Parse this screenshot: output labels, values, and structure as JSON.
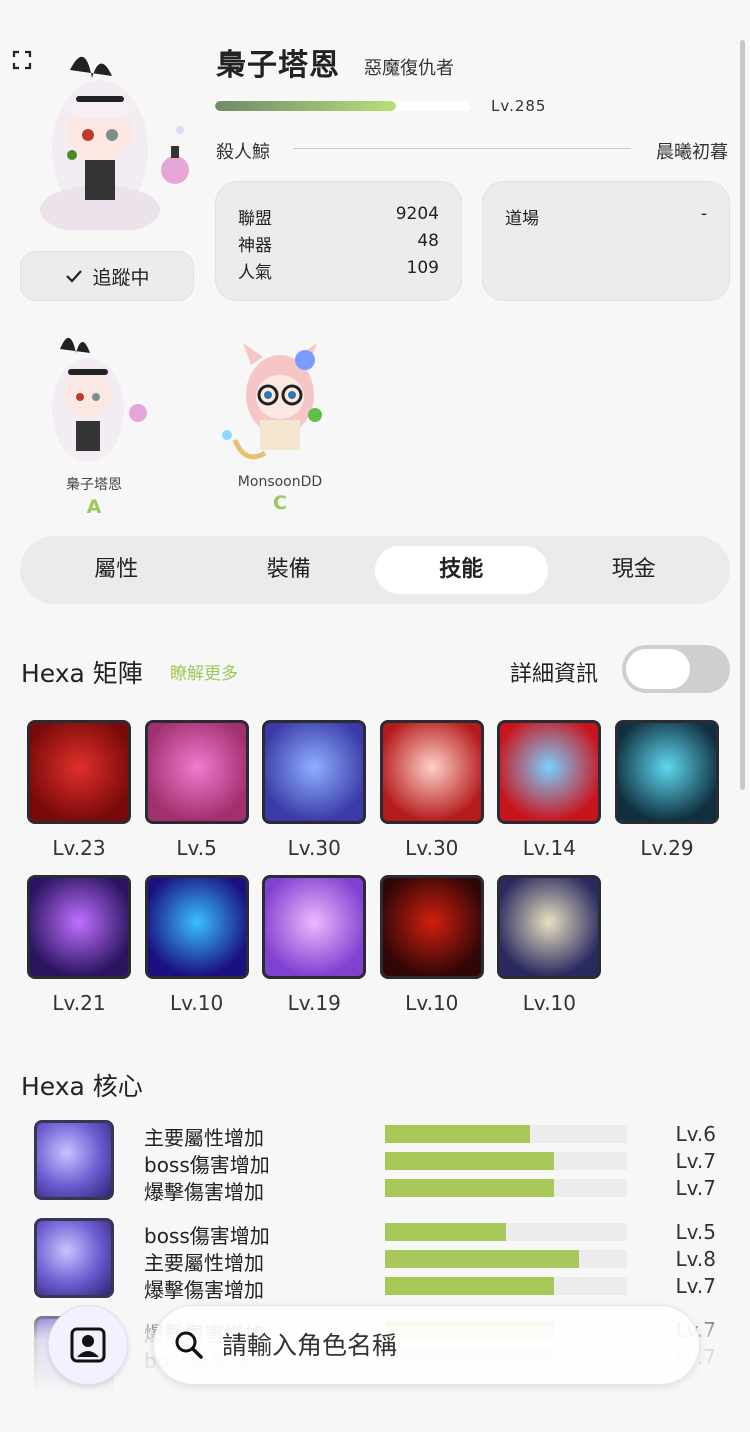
{
  "profile": {
    "name": "梟子塔恩",
    "class": "惡魔復仇者",
    "level": "Lv.285",
    "exp_fraction": 0.71,
    "guild": "殺人鯨",
    "world": "晨曦初暮",
    "track_label": "追蹤中"
  },
  "stats": {
    "union_label": "聯盟",
    "union_value": "9204",
    "artifact_label": "神器",
    "artifact_value": "48",
    "fame_label": "人氣",
    "fame_value": "109",
    "dojo_label": "道場",
    "dojo_value": "-"
  },
  "characters": [
    {
      "name": "梟子塔恩",
      "grade": "A"
    },
    {
      "name": "MonsoonDD",
      "grade": "C"
    }
  ],
  "tabs": [
    {
      "label": "屬性"
    },
    {
      "label": "裝備"
    },
    {
      "label": "技能"
    },
    {
      "label": "現金"
    }
  ],
  "active_tab": "技能",
  "hexa_matrix": {
    "title": "Hexa 矩陣",
    "learn_more": "瞭解更多",
    "detail_label": "詳細資訊",
    "detail_on": false,
    "skills": [
      {
        "level": "Lv.23",
        "colors": [
          "#7a0a0a",
          "#e0302a"
        ]
      },
      {
        "level": "Lv.5",
        "colors": [
          "#a0306e",
          "#f27ad0"
        ]
      },
      {
        "level": "Lv.30",
        "colors": [
          "#3a3aa8",
          "#8fb0ff"
        ]
      },
      {
        "level": "Lv.30",
        "colors": [
          "#b51c1c",
          "#ffd0c8"
        ]
      },
      {
        "level": "Lv.14",
        "colors": [
          "#c8141c",
          "#7ad0ff"
        ]
      },
      {
        "level": "Lv.29",
        "colors": [
          "#103040",
          "#5fd8f0"
        ]
      },
      {
        "level": "Lv.21",
        "colors": [
          "#2a1460",
          "#c070ff"
        ]
      },
      {
        "level": "Lv.10",
        "colors": [
          "#1a1080",
          "#38c0ff"
        ]
      },
      {
        "level": "Lv.19",
        "colors": [
          "#8040d0",
          "#f0b8ff"
        ]
      },
      {
        "level": "Lv.10",
        "colors": [
          "#300606",
          "#d02010"
        ]
      },
      {
        "level": "Lv.10",
        "colors": [
          "#2a2a60",
          "#e8e0c0"
        ]
      }
    ]
  },
  "hexa_core": {
    "title": "Hexa 核心",
    "cores": [
      {
        "rows": [
          {
            "label": "主要屬性增加",
            "level": "Lv.6",
            "fill": 0.6
          },
          {
            "label": "boss傷害增加",
            "level": "Lv.7",
            "fill": 0.7
          },
          {
            "label": "爆擊傷害增加",
            "level": "Lv.7",
            "fill": 0.7
          }
        ]
      },
      {
        "rows": [
          {
            "label": "boss傷害增加",
            "level": "Lv.5",
            "fill": 0.5
          },
          {
            "label": "主要屬性增加",
            "level": "Lv.8",
            "fill": 0.8
          },
          {
            "label": "爆擊傷害增加",
            "level": "Lv.7",
            "fill": 0.7
          }
        ]
      },
      {
        "rows": [
          {
            "label": "爆擊傷害增加",
            "level": "Lv.7",
            "fill": 0.7
          },
          {
            "label": "boss傷害增加",
            "level": "Lv.7",
            "fill": 0.7
          }
        ]
      }
    ]
  },
  "search": {
    "placeholder": "請輸入角色名稱"
  }
}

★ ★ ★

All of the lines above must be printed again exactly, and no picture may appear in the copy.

## Solution to this problem
Parse this screenshot: output labels, values, and structure as JSON.
{
  "profile": {
    "name": "梟子塔恩",
    "class": "惡魔復仇者",
    "level": "Lv.285",
    "exp_fraction": 0.71,
    "guild": "殺人鯨",
    "world": "晨曦初暮",
    "track_label": "追蹤中"
  },
  "stats": {
    "union_label": "聯盟",
    "union_value": "9204",
    "artifact_label": "神器",
    "artifact_value": "48",
    "fame_label": "人氣",
    "fame_value": "109",
    "dojo_label": "道場",
    "dojo_value": "-"
  },
  "characters": [
    {
      "name": "梟子塔恩",
      "grade": "A"
    },
    {
      "name": "MonsoonDD",
      "grade": "C"
    }
  ],
  "tabs": [
    {
      "label": "屬性"
    },
    {
      "label": "裝備"
    },
    {
      "label": "技能"
    },
    {
      "label": "現金"
    }
  ],
  "active_tab": "技能",
  "hexa_matrix": {
    "title": "Hexa 矩陣",
    "learn_more": "瞭解更多",
    "detail_label": "詳細資訊",
    "detail_on": false,
    "skills": [
      {
        "level": "Lv.23",
        "colors": [
          "#7a0a0a",
          "#e0302a"
        ]
      },
      {
        "level": "Lv.5",
        "colors": [
          "#a0306e",
          "#f27ad0"
        ]
      },
      {
        "level": "Lv.30",
        "colors": [
          "#3a3aa8",
          "#8fb0ff"
        ]
      },
      {
        "level": "Lv.30",
        "colors": [
          "#b51c1c",
          "#ffd0c8"
        ]
      },
      {
        "level": "Lv.14",
        "colors": [
          "#c8141c",
          "#7ad0ff"
        ]
      },
      {
        "level": "Lv.29",
        "colors": [
          "#103040",
          "#5fd8f0"
        ]
      },
      {
        "level": "Lv.21",
        "colors": [
          "#2a1460",
          "#c070ff"
        ]
      },
      {
        "level": "Lv.10",
        "colors": [
          "#1a1080",
          "#38c0ff"
        ]
      },
      {
        "level": "Lv.19",
        "colors": [
          "#8040d0",
          "#f0b8ff"
        ]
      },
      {
        "level": "Lv.10",
        "colors": [
          "#300606",
          "#d02010"
        ]
      },
      {
        "level": "Lv.10",
        "colors": [
          "#2a2a60",
          "#e8e0c0"
        ]
      }
    ]
  },
  "hexa_core": {
    "title": "Hexa 核心",
    "cores": [
      {
        "rows": [
          {
            "label": "主要屬性增加",
            "level": "Lv.6",
            "fill": 0.6
          },
          {
            "label": "boss傷害增加",
            "level": "Lv.7",
            "fill": 0.7
          },
          {
            "label": "爆擊傷害增加",
            "level": "Lv.7",
            "fill": 0.7
          }
        ]
      },
      {
        "rows": [
          {
            "label": "boss傷害增加",
            "level": "Lv.5",
            "fill": 0.5
          },
          {
            "label": "主要屬性增加",
            "level": "Lv.8",
            "fill": 0.8
          },
          {
            "label": "爆擊傷害增加",
            "level": "Lv.7",
            "fill": 0.7
          }
        ]
      },
      {
        "rows": [
          {
            "label": "爆擊傷害增加",
            "level": "Lv.7",
            "fill": 0.7
          },
          {
            "label": "boss傷害增加",
            "level": "Lv.7",
            "fill": 0.7
          }
        ]
      }
    ]
  },
  "search": {
    "placeholder": "請輸入角色名稱"
  }
}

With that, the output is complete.